### [TASK REQUIREMENTS]
Select, from the data, each line where "time" occurs.
§ §
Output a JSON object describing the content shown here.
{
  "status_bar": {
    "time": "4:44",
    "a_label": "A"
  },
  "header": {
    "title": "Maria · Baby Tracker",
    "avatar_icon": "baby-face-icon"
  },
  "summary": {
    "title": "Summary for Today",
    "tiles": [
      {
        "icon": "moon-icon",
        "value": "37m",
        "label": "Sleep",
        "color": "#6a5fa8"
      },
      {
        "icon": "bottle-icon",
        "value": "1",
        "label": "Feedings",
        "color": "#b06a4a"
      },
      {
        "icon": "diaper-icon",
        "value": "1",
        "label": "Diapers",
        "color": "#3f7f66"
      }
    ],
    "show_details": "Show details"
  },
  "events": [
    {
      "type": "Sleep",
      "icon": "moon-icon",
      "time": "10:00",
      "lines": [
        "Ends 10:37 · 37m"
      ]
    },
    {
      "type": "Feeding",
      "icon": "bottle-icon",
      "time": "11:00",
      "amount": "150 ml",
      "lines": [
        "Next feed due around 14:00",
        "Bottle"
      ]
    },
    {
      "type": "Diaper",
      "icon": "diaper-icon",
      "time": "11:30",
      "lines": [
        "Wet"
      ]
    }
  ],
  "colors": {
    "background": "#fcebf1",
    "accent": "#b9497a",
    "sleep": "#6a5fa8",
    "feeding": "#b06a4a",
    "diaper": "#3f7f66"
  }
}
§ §
### [YOUR SOLUTION]
    "time": "4:44",
      "time": "10:00",
      "time": "11:00",
      "time": "11:30",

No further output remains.